Gounod had a falling out with the Viardots following his marriage to Anna Zimmerman in 1851, probably regarding his supposed love affair with Pauline. Nevertheless, Gounod’s career progressed well in this period. A few months after his marriage, Gounod was appointed director of the Paris Orphéon, a network of choral societies. Anna Zimmerman’s father was a prominent figure in the Paris music scene and a retired Paris Conservatoire professor. One of Zimmerman’s counterpoint students at the time was the youngBizet. At times, Gounod was asked to substitute for his father-in-law, eventually becoming Bizet’s mentor. Another young composer that Gounod encouraged wasSaint-Saëns.

Gounod was in awe of Bach and improvised a descant Ave Maria melody over Bach’sC major Prelude (BWV 846) from The Well-Tempered Klavier Book 1.

In 1856, Gounod began working on Faust, with the writers Jules Barbier and Michel Carré (the same writers who had written the play that led to Barbier’s libretto of Offenbach’s successful Tales of Hoffmann). Goethe’sFaust had already been adapted for the Parisian stage many times. Gounod took a break from composing it in 1857, but resumed a year later andFaust was finally premiered on 19 March 1859 at the Théâtre-Lyrique. About a quarter of the music Gounod had written had been cut and the premiere attracted very mixed reviews. The more progressive music critics like Berlioz were full of enthusiasm, but others were hostile. It was soon performed in many parts of Germany, whereWagner attacked it in his Deutsche Kunst und deutsche Politik (1867) as a French travesty of an important German literary movement. After the Théâtre-Lyrique went bankrupt,Faust was adopted by the Paris Opéra in 1869 and it grew in popularity over the following years.
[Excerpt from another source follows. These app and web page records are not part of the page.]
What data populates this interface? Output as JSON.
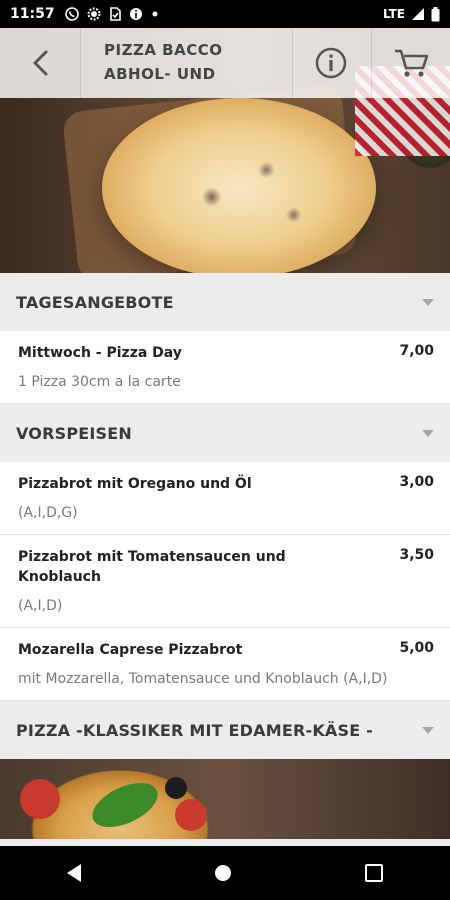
{
  "status_bar": {
    "time": "11:57",
    "network": "LTE",
    "icons": [
      "whatsapp-icon",
      "settings-icon",
      "sim-icon",
      "info-icon",
      "dot-icon",
      "signal-icon",
      "battery-icon"
    ]
  },
  "header": {
    "title_line1": "PIZZA BACCO",
    "title_line2": "ABHOL- UND"
  },
  "sections": [
    {
      "title": "TAGESANGEBOTE",
      "items": [
        {
          "name": "Mittwoch - Pizza Day",
          "price": "7,00",
          "desc": "1 Pizza 30cm a la carte"
        }
      ]
    },
    {
      "title": "VORSPEISEN",
      "items": [
        {
          "name": "Pizzabrot mit Oregano und Öl",
          "price": "3,00",
          "desc": "(A,I,D,G)"
        },
        {
          "name": "Pizzabrot mit Tomatensaucen und Knoblauch",
          "price": "3,50",
          "desc": "(A,I,D)"
        },
        {
          "name": "Mozarella Caprese Pizzabrot",
          "price": "5,00",
          "desc": "mit Mozzarella, Tomatensauce und Knoblauch (A,I,D)"
        }
      ]
    },
    {
      "title": "PIZZA -KLASSIKER MIT EDAMER-KÄSE -",
      "items": []
    }
  ],
  "colors": {
    "section_bg": "#ececec",
    "text_dark": "#222222",
    "text_muted": "#7a7a7a",
    "chevron": "#a6a6a6"
  }
}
A short solo piano piece Funeral March of a Marionette, which he composed in 1872, gained unprecedented posthumous recognition when it was used as the TV theme tune forAlfred Hitchcock Presents from 1955 to 1965. The piece is a parody of the personality of the music critic Henry Chorley whom Gounod met while in England, escaping the Franco-Prussian war. Gounod’s English patron Georgina Weldon joked that Henry Chorley moved like a “stuffed red-haired money”. In 1879 Gounod orchestrated the piece.

Gounod left an important stamp on French music during his lifetime, but fell from favour as his music began to pale in comparison to that ofFauré. As an opera composer, his influence over Bizet, Massenet and Saint-Saens should not be underestimated. InDebussy’s view ‘the art of Gounod represents a moment in French sensibility. Whether one wants to or not, that kind of thing is not forgotten’.